I’d never read anything by Colin Simms before which just goes to show that there are so many fine poets at work and I've never heard of them. A book of poems about Goshawks might not sound interesting, and it could have been disastrous, but this is a fine example of Donald Davie’s ‘poetry of right naming’, recording decades of close observation. It reminds me of John Ruskin’s Modern Painters, Ruskin with his notebook and pencil, trying to capture the sea or light on water or clouds. It’s one of the highest compliments I can pay a book.
At first the exuberant abundance is overwhelming: 150 pages of poems, often with two or three to a page. But once over being intimidated the book rewards repeated reading.
I don’t like poetry books that don’t need readers: this one does. It wants its Model Reader to pay attention, to look carefully, and then keep looking as the poems turn the subject in different lights, different settings. The poems want the reader to share their fascination and to realize how paying this kind of attention is rewarded not with repetition but endless variation. Perhaps the great achievement here it that for all the decades of attention Simms pays to them, the Goshawks never become domesticated or humanised, are never translated into some comfortably symbolic figure. They remain beautifully, fascinatingly other.

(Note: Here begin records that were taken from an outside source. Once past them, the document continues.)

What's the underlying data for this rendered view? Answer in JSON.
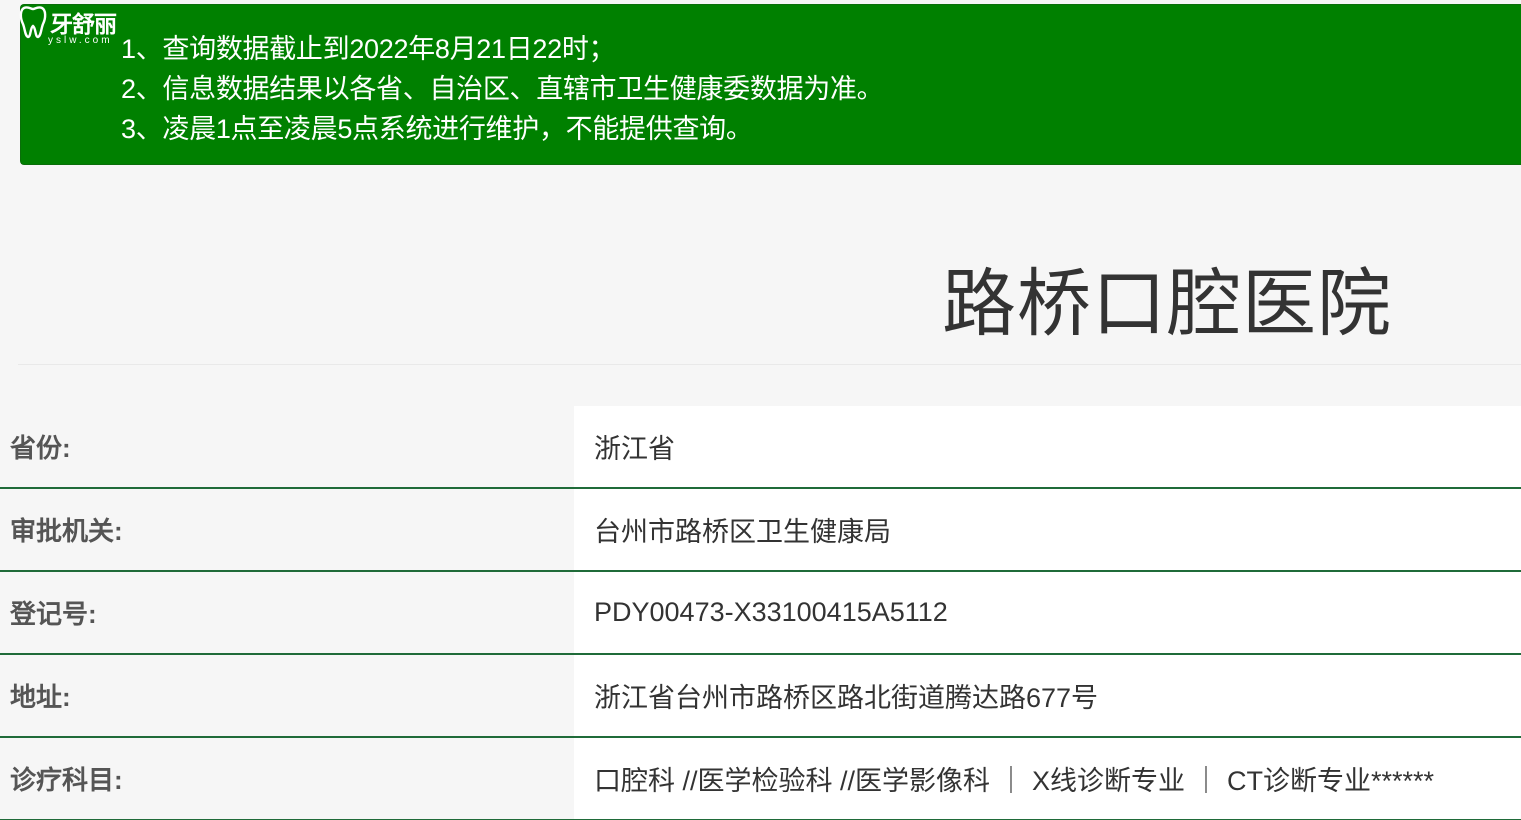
{
  "watermark": {
    "brand": "牙舒丽",
    "domain": "yslw.com"
  },
  "notice": {
    "items": [
      "1、查询数据截止到2022年8月21日22时；",
      "2、信息数据结果以各省、自治区、直辖市卫生健康委数据为准。",
      "3、凌晨1点至凌晨5点系统进行维护，不能提供查询。"
    ]
  },
  "hospital": {
    "name": "路桥口腔医院"
  },
  "details": [
    {
      "label": "省份:",
      "value": "浙江省"
    },
    {
      "label": "审批机关:",
      "value": "台州市路桥区卫生健康局"
    },
    {
      "label": "登记号:",
      "value": "PDY00473-X33100415A5112"
    },
    {
      "label": "地址:",
      "value": "浙江省台州市路桥区路北街道腾达路677号"
    },
    {
      "label": "诊疗科目:",
      "value": "口腔科 //医学检验科 //医学影像科 ｜ X线诊断专业 ｜ CT诊断专业******"
    }
  ],
  "colors": {
    "banner_bg": "#008000",
    "row_border": "#1f6b39",
    "page_bg": "#f6f6f6"
  }
}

The best poetry sometimes sounds familiar. There’s echoes of Ivor Gurney, Hopkins, Bunting, (Bunting and MacDairmid make fleeting appearances in the poems) but while there’s a sense of continuity and tradition, this is not to suggest that these poems are just a combination of those poets, or other ones other readers might hear. Beyond the familiar echoes is something unique unto itself.
Many of the poems have the provisional feel of a rapid sketch, the language hurrying to catch the movement of the hawk across field, the scatterings of prey, the omnipresent weather, and the way it alters light and activity:
Wind lifts beech leaves progressively in a pattern of little waves
a tide towards the wood’s enclosing slopes, heaping-up this November
Alan and I looked vainly for woodcoks’s through. Under the timber
wings blow a path parting the same leaves in lesser musical staves
even the wings of Bramblings. (p.64)
‘Provisional’ is not a way of suggesting the poems are badly made or unfinished. Speak the lines aloud, listen to the way the verse moves. This is not accidental. It is enviable.
My only problem with this book is that there seems to be many other books by Simms I now have to read. An economic problem, but something I look forward to solving.